- Records for the task -
****

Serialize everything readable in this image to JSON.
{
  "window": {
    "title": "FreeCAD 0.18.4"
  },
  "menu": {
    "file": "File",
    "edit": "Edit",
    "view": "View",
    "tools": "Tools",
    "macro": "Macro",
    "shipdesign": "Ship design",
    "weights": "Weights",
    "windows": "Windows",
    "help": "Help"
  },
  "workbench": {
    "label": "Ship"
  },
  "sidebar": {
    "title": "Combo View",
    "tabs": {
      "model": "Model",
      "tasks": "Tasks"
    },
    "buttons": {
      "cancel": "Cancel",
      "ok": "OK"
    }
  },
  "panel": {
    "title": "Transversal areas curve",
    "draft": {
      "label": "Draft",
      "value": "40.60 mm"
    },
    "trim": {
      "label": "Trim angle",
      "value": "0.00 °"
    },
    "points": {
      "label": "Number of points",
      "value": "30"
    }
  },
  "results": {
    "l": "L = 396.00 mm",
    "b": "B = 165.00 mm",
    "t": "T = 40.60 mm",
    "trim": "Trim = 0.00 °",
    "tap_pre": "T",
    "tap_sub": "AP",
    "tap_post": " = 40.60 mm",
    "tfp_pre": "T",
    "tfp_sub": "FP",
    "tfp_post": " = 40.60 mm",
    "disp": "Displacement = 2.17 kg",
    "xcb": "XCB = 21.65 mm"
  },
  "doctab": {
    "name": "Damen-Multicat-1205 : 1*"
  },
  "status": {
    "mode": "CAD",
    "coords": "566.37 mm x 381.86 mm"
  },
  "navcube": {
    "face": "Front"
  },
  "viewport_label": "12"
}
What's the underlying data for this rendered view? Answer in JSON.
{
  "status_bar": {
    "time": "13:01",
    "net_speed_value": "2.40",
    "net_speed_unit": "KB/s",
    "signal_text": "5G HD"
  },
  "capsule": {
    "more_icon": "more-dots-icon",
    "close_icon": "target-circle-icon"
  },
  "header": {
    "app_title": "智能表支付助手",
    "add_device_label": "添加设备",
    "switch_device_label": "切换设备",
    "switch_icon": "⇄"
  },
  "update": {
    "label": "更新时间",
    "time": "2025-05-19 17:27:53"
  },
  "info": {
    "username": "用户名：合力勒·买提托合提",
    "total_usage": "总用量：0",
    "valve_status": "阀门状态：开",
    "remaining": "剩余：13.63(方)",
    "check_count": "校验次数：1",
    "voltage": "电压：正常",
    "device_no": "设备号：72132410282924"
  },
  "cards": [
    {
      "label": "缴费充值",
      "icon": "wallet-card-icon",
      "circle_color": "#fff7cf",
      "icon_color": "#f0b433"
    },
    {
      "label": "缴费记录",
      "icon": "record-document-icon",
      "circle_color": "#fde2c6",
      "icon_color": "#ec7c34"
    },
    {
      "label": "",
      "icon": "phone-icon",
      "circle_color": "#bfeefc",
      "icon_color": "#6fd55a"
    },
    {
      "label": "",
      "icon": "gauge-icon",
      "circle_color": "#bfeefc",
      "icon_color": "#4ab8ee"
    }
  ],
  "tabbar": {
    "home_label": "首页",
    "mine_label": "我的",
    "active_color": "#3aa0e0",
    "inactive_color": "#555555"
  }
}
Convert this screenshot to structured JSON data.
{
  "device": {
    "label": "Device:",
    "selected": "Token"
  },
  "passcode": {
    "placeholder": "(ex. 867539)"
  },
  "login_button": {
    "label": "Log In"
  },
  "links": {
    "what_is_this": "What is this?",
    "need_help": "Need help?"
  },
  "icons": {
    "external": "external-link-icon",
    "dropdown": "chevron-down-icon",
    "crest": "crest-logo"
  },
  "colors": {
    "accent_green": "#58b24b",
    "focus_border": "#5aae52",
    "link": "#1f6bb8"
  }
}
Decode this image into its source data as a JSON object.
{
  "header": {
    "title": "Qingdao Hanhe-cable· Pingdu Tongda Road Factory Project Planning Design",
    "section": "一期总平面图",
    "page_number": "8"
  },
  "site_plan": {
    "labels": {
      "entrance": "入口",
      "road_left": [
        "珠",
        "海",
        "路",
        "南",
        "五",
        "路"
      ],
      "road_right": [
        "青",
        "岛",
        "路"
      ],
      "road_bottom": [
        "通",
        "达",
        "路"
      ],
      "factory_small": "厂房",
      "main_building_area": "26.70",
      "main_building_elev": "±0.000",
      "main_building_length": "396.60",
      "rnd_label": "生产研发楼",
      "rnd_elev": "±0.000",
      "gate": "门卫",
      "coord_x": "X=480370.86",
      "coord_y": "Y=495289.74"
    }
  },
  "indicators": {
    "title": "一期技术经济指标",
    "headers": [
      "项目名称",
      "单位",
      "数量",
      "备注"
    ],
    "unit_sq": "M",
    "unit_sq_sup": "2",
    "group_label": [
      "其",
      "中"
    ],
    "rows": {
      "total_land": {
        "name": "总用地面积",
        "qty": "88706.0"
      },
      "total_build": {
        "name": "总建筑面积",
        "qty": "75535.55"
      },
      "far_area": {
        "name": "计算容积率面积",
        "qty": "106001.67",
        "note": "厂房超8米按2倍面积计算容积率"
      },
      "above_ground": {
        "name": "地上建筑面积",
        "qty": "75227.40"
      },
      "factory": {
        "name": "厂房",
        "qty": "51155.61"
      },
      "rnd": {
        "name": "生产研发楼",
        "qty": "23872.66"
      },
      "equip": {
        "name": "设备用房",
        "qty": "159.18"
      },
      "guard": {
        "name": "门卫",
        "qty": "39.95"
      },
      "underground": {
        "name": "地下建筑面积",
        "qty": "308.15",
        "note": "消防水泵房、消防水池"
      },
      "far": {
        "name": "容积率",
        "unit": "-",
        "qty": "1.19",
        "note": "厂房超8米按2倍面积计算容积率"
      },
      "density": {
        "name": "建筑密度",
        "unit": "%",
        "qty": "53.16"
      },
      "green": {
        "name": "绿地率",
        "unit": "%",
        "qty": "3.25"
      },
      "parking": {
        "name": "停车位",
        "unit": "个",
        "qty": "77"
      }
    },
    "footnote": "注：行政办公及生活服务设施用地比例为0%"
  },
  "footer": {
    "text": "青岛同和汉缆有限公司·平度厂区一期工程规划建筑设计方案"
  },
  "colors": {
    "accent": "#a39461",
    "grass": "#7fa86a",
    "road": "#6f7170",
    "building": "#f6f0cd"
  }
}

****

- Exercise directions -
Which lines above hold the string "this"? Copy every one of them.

- Solved exercise -
Serialize everything readable in this image to JSON.
What's the underlying data for this rendered view? Answer in JSON.
Convert this screenshot to structured JSON data.
    "what_is_this": "What is this?",
Decode this image into its source data as a JSON object.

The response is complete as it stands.